There was a lot of bush on the farm. With our help, my mother cut firewood for the stove and we carried it to the house.

There was still an unclaimed homestead not far away from where we were staying. My uncle in his kindness drove to Vermilion some thirty-five miles away and bought this homestead in our name. When my father came home from the place where he had been working, we bought a cow and began farming in earnest. With the help of some neighbours, my father built a two-roomed house where we moved the following spring.

I will never forget the day that we moved to our farm. My father borrowed a pair of oxen and a hayrack on which we loaded our household belongings and set out on the four-mile trek to the farm. One of the oxen was large and the other small; one pulled to the left and the other to the right. On the way, they became obstinate and pulled the wagon off the road into a slough. It took a long time to coax the oxen back onto the road again.

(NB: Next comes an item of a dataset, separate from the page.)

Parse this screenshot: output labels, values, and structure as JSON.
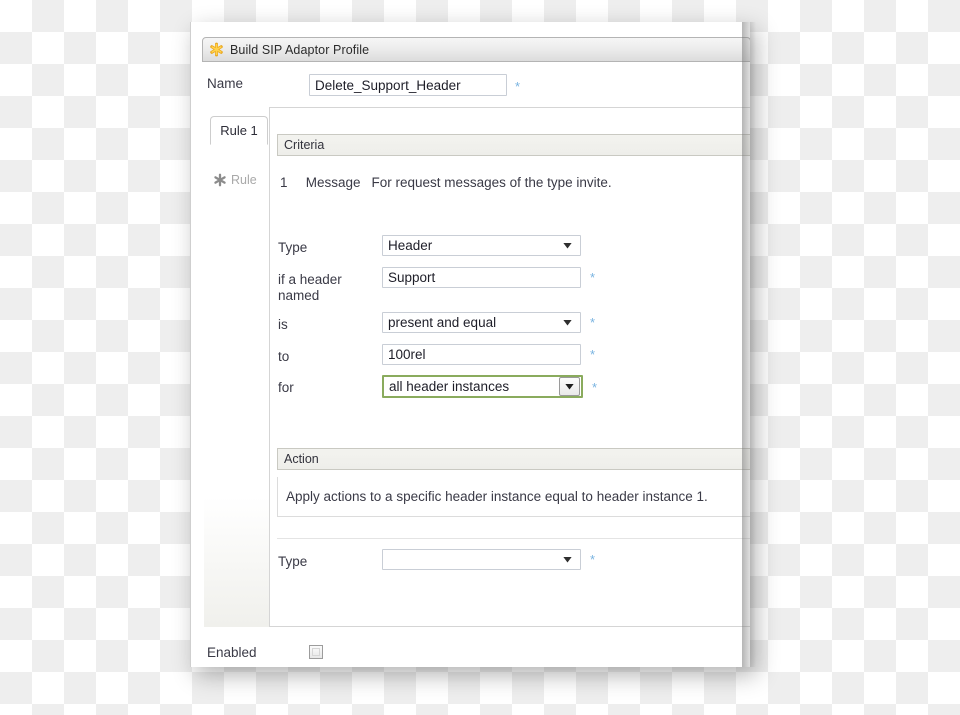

We worked very hard on our homestead, as did other poor farmers on theirs. My father and mother cut down the trees, while the children gathered the branches and underbrush into piles which we burned. How happy we all were when we sowed our first wheat on the ten acres that we had cleared. We also grew some vegetables. We no longer had to worry about going hungry.

As yet, there was no school in Slava, so the children had to stay at home. People didn't have the money to send their children to study in town.

Peter Teresio and I got married in 1914. We settled on a homestead in Lanuke. We took my younger sisters with us and they started attending school.

My husband enjoyed reading ever since he was a boy. He subscribed to several newspapers: Vpered (Forward), Zemlia i volia (Land and Freesom), Robochy narod, and the magazines Dobra novyna (Good News) and Literaturno-naukovyi visnyk (The Literary-Educational Herald). He also read the Polish paper Rolnik (Agriculturer).

In 1914, we organized in Lanuke an educational Association named after Mykhailo Pawlyk and built our first Ukrainian Farmers' Temple.

It would be nice to list the names of all of the founders of the Mykhailo Pawlyk reading hall, but I will only mention several of them, namely, Andrew Buk and Nicholas Khrapko in Vancouver, William Humen in Lanuke and Peter Teresio in Two Hills.

Our association later linked up with the Ukrainian Labour-Farmer Temple Association. We studied and carried on with our cultural work as best we knew how. We presented plays on stage under Nicholas Khrapko's direction. Later, our director was Nicholas Nykyforuk who is now living in Edmonton. He organized a mandolin orchestra with which we went on tours in neighbouring districts. Some of the younger people still mention these concerts.

We also had a choir. We organized a branch of the Women's Section of the Ukrainian Labour-Farmer Temple Association. We held educational evenings which were also attended by our children. We made every effort to teach our children to be upright, good people. We especially took a strong stand against drinking because drunkenness brings shame on both the individual and the community as a whole.

Both my husband and I have held responsible positions in the organization. I was recording secretary for many years and I used to do prompting during the performance of plays. I have also written some articles for our press, especially for the magazine Robitnytsia.

And now I have reached old age. I have many happy memories of our organizational work. And we continue to read the progressive press and are interested in cultural-educational and community activities.

interview by Peter Krawchuk


Sod roof on an early pioneer home
Edmonton, Alberta, Canada

Ukrainian Historical Pioneer Village
Kobzar Publishing
Vasyl Pylypiuk